Hon. Zziwa was the then elected Speaker of the EALA, after her impeachment, the Assembly elected Hon. Daniel Kidega as the Speaker for  EALA up to date.

The Court heard the court oral evidence from witnesses for both parties’ witnesses (the Applicant and Respondent) from 26th to 29th July 2016. Also court heard oral highlights of written submissions by counsels for the parties on 21st November 2016 that concluded the hearing of the case. The judgement will be delivered by the Honourable Judges of the First Instance Division; these are; Lady Justice Monica Mugenyi (Principal Judge), Justice Isaac Lenaola (Deputy Principal Judge), Dr. Justice Faustin Ntezilyayo, Justice Fakihi A. Jundu and Justice Audace Ngiye.

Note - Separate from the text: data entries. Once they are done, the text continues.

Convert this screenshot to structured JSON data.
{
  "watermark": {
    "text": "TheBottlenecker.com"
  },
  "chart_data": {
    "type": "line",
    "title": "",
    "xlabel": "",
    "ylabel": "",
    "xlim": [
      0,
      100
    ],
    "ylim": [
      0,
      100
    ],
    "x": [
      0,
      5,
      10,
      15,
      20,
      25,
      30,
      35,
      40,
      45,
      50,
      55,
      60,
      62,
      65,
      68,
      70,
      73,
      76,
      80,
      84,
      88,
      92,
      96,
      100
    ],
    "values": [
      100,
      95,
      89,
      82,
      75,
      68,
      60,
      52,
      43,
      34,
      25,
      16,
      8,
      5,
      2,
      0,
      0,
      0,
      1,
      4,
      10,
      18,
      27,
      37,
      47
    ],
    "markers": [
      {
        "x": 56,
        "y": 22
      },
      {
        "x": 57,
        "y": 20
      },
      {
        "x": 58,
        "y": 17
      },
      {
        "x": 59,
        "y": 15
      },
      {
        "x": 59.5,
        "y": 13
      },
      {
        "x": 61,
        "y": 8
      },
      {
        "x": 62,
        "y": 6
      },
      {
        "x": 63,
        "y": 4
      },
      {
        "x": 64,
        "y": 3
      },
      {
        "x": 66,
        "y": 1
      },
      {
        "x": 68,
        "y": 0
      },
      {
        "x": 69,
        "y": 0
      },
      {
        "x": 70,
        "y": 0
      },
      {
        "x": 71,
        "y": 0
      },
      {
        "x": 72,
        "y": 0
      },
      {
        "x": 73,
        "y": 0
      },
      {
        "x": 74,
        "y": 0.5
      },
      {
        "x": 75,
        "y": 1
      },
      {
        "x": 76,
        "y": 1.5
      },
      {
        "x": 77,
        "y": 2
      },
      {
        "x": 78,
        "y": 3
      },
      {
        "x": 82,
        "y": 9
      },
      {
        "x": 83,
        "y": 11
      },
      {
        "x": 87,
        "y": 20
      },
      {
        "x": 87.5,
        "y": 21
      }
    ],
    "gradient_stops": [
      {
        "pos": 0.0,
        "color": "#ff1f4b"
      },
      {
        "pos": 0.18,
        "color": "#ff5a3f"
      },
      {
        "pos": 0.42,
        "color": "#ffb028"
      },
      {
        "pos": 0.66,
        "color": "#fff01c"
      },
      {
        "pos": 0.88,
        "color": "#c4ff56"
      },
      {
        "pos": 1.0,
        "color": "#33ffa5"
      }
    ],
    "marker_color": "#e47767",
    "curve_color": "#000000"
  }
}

On 15th February, the Appellate Division will also resume sessions which will go up to 28th February 2017. Only four appeals will come up before the Court for scheduling conferences and hearing. All appeals will be brought before the Honourable Judges of the Appellate Division; Dr. Justice Emmanuel Ugirashebuja (President), Justice Liboire Nkurunziza (Vice President), Justice Edward Rutakangwa, Justice Aaron Ringera, and Geoffrey Kiryabwire.

On 28th February the First Instance Division, will again continue with the sessions up to 30th March 2017. A number of cases will come up for hearing, scheduling conferences and delivery of rulings and Judgments. These include; 5 hearings, 4 scheduling conferences, 2 rulings, 1 Judgement and other 2 matters.

The Court seats for a month every quarter due to the ad-hoc nature service of the Judges. Currently the President and the Principal Judge of the court are the only resident Judges in Arusha, other Judges come only when there are sessions or other court business.

All matters will be in open Court 2nd Floor EACJ wing.


- ENDS -

For more information, please contact:

 

 

 


East African Community
EAC Close
Afrika Mashariki Road
P.O. Box 1096
Arusha
United Republic of Tanzania

Tel: +255 (0)27 216 2100
Fax: +255 (0)27 216 2190
Email: eac@eachq.org